Opioid use increases pneumonia risk in Alzheimer's disease patients
"The study is first of its kind to investigate the association between opioids and pneumonia in this population," write the authors.
In patients with Alzheimer's disease pneumonia often leads to hospitalization and excess deaths. Still, no study until now has evaluated the impact of opioids as a risk factor for pneumonia in AD patients. Aleksi Hamina, Kuopio Research Centre of Geriatric Care, University of Eastern Finland, Kuopio, Finland, and colleagues conducted this study to investigate the association between opioid use and hospital-treated pneumonia among community dwellers with AD.
The study is part of the MEDALZ cohort, which included 5,623 persons with Alzheimer's disease diagnosed in Finland during 2010-2011. Each person initiating opioid use was matched with a comparison person with Alzheimer's disease who did not initiate opioid use but had the same age, gender and year of Alzheimer's diagnosis. Data for the study were derived from Finnish nationwide registers.
Persons with active cancer were excluded from the study, and other diseases and drug use were accounted for in the analyses. Opioids impair the cough reflex and respiratory functions and cause sedation, possibly underlying the increased risk for pneumonia.

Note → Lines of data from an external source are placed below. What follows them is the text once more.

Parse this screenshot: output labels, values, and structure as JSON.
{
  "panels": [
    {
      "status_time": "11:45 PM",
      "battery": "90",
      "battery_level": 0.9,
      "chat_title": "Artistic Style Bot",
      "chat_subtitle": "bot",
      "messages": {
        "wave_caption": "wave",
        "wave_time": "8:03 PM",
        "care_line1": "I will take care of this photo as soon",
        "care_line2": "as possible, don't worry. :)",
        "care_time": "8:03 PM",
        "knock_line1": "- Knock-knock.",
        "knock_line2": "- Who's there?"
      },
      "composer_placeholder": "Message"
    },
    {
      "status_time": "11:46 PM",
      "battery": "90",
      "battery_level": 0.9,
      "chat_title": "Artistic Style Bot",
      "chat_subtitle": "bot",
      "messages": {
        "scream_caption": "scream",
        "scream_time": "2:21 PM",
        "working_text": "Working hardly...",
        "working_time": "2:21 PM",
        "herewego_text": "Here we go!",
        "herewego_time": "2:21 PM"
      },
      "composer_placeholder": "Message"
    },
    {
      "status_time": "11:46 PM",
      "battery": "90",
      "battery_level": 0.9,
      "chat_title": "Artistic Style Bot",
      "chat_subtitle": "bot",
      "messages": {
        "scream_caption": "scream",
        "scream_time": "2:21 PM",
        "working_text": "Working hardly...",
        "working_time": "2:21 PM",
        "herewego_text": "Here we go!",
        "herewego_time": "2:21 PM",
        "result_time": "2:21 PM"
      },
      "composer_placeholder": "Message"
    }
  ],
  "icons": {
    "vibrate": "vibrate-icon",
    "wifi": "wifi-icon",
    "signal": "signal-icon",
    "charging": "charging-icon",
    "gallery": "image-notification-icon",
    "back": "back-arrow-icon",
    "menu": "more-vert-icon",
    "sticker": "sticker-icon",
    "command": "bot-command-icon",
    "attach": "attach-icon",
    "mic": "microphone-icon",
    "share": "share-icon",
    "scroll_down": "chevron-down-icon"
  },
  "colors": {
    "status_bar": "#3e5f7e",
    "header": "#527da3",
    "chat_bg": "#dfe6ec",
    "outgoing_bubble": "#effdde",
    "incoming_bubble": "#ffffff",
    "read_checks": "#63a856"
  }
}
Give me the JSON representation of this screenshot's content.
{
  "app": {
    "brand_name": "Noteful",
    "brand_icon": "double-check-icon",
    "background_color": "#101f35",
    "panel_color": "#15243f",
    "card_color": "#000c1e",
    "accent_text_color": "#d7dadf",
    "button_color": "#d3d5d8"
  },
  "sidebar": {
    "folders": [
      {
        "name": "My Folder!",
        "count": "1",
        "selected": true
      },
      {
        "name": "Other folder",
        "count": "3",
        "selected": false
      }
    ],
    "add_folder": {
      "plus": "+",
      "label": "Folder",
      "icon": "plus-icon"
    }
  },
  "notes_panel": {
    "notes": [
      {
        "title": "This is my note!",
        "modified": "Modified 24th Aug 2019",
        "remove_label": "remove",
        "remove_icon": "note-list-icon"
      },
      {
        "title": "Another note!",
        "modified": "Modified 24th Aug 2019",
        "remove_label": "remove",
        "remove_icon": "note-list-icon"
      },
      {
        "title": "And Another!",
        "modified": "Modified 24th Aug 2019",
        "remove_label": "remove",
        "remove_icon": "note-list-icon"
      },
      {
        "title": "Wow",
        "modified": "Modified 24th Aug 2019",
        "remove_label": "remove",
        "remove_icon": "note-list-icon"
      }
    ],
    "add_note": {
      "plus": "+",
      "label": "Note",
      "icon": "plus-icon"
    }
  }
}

- Incident opioid use was associated with an increased risk of hospital-treated pneumonia compared to nonuse.
- The highest risk was observed during the first two months of use.
- Compared to weak opioids, buprenorphine was not associated with a higher risk of pneumonia, but strong opioids were.
- The risk was higher for those using ≥50 morphine milligram equivalents (MME)/day, compared to using <50 MME/day.
"Opioid use was associated with a risk of hospital-treated pneumonia in a dose-dependent manner among persons with AD. Risk-minimization strategies should be considered if opioid therapy is needed," concluded the authors.